While I know it sounds odd, I find it helpful to think of spontaneity within worship leading as cooking—like you’re making a soup of sorts and the songs are the spices. You open each container and take in a quick whiff to see if the aroma will blend with the broth. Some spices you know will for sure, while others seem like they could bring out some flavors in the soup that you hadn’t considered before.
And then there’s the spice that you’re completely unsure about. Perhaps it will become the secret ingredient that makes the whole soup come to life! Or maybe it’ll ruin the whole thing. And sometimes it takes a little experimentation to figure that out. Sometimes failure is just as good (if not stronger) of a teacher than success. And if your congregation is as gracious as they should be, you’ll have the space to experiment extended to you.
There are two extremes when it comes to preparing this soup. Some want the whole thing to be cooked ahead of time and view the service as the moment the soup is dished out to everyone. Others view the service as the moment you start making the soup and no one has any idea what this soup is going to be yet. My view is somewhere in between. The soup has already been planned out and the general ingredients are ready, but the stage is the stove where I start cooking it. And as the service begins to move along, so does the cooking process. Throughout this process, I’m going to continually check the soup by breathing it in or taking a sip to see what it has too much of and what it’s missing. And once I discern what it needs, I’m going to allow myself some spontaneity to adjust the flavors, possibly taking it in a completely unexpected direction. For example, if you just add some stewed tomatoes to a white chicken chili, the flavor will become something akin to tortilla soup. The dish can become something entirely different with this one change, but still be equally delicious.
Anyone who knows me will attest to the statement that spontaneity is key for me. You could say it’s just my personality as I’m sure there’s some truth to that, but I’ve found it to be an essential element that’s necessary in my worship leading. This is, after all, Jesus’s church. So if the Spirit of Jesus wants to do something unexpected in the worship service, we better let him do it. Yes, I agree that he can help us plan things out ahead of time, but as we see in 1 Corinthians 14, the services of the early church were deeply ingrained in some Spirit infused spontaneity happening.
And so as I lead worship, I remain open to the nudges, directions and thoughts that come to my mind. The Holy Spirit is not an intruder, but a welcomed guest. I am subservient to him, not the other way around. And while it’s true that it’s hard to discern at times between his voice and my own, if I create a church culture that is open to spontaneity, my congregation will allot me the discerning grace to experiment and see what happens.
One of the ways I can tell that the Spirit was at work in a service is by looking back at it once it’s over. There have been many times where I’ve been caught off guard by how well the whole thing pieced together. We hadn’t planned on the soup taking that spin, but looking back over it, the music, the message, and the intrusions all made sense in the recipe. The finished product was more delicious than we had planned! Often times the congregants aren’t even aware of this as it looked to them as though we planned the whole thing.

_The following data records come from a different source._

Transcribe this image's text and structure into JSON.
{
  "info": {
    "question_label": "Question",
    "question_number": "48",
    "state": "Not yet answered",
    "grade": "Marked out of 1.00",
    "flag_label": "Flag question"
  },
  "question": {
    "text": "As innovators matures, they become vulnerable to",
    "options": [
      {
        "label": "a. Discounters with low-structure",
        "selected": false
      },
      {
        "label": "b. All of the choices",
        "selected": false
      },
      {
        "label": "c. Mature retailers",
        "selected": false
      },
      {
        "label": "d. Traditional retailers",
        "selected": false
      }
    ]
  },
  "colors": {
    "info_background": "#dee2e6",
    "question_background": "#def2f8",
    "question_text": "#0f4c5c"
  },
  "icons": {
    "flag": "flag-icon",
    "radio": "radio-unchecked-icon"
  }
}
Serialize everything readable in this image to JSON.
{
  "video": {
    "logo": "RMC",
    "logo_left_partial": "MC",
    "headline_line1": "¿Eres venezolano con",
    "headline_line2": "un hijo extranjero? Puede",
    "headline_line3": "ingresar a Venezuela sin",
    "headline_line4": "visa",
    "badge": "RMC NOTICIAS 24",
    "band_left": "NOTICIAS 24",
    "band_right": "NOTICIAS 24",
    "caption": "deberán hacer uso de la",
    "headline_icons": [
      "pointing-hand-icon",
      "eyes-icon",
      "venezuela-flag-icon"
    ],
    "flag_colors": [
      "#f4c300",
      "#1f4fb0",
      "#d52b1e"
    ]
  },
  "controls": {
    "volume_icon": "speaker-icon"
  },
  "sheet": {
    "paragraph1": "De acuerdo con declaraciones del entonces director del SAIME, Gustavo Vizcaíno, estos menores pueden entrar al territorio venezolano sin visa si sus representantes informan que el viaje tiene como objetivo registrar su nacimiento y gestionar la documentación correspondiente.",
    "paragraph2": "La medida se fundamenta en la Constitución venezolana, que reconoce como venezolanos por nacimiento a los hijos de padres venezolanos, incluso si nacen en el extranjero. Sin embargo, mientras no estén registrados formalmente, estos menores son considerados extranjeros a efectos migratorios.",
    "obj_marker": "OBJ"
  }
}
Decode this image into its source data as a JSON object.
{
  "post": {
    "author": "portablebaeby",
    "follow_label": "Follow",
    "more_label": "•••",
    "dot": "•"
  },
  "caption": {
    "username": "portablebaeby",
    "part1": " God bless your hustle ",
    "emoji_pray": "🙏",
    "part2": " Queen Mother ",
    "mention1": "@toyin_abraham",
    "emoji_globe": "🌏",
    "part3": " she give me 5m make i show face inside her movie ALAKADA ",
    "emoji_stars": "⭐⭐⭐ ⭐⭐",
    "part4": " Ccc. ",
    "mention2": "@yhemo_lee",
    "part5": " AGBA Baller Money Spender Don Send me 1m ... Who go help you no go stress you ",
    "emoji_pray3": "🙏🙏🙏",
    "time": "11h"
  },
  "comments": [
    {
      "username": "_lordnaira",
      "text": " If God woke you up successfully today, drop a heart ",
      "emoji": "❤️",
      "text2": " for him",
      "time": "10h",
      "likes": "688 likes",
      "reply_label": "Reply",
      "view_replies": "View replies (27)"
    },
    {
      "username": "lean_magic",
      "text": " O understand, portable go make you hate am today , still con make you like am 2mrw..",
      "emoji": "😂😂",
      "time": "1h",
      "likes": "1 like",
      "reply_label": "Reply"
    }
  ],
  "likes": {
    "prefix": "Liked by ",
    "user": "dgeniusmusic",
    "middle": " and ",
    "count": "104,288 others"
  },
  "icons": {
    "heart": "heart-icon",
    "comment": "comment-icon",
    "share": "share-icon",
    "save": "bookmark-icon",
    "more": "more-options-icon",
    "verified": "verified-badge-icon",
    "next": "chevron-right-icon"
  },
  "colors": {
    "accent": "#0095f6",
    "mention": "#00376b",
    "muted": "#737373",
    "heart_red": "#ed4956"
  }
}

Sometimes someone I trust might come forward to insert a prophetic word in between a song (which is a right I typically only grant to those on our prayer team as they have taken my spiritual gifts class). Their word might somehow highlight the songs we do next or the message I’m about to preach—both of which they are unaware of.
Or maybe I feel the need to double or triple back on part of a song and sing it over a few more times so that the words can really seep in. Maybe the band needs to cut out completely and just leave space for vocals. Once at an event full of pastors, I ditched the guitar right from the start of, “He is Exalted,” and had everyone sing the whole thing through twice a cappella. I had no intention of doing that before that moment, but it was probably the most memorable experience I’ll ever have with that song. The room sang loudly and beautifully.
To be honest, I didn’t even have a strong inclination that the Holy Spirit wanted me to do that. In fact, I would probably describe very few of my spontaneous moments in worship as a “strong inclination.” They are simply thoughts that bubble up while I lead worship. Sometimes I follow them, sometimes I don’t. Sometimes they pan out, sometimes they don’t.
All things considered, I find worship services that have been completely planned out to be bland in flavor and services where nothing is planned out to have way too much flavor going on. Soup needs to be adjusted until it’s just right and has simmered and condensed itself into something that makes you want a second or third bowl. This is not unhealthy fast food we’re offering here. It takes some real time to bring the dish together and serve it, and spontaneity and patience offer us the chance to do that well.
This article is an excerpt from my book, Spirit Infused Worship. In this short book, I draw from deep Bible study and over 15 years of worship leading experience to address some of the worship leading topics that we often ignore. In these pages you’ll find practical tips for leading worship alongside the Holy Spirit, discover how the Bible sees our music and church services engaging with the spiritual realm, and learn how to create the space for your congregants to experience the intimacy of God.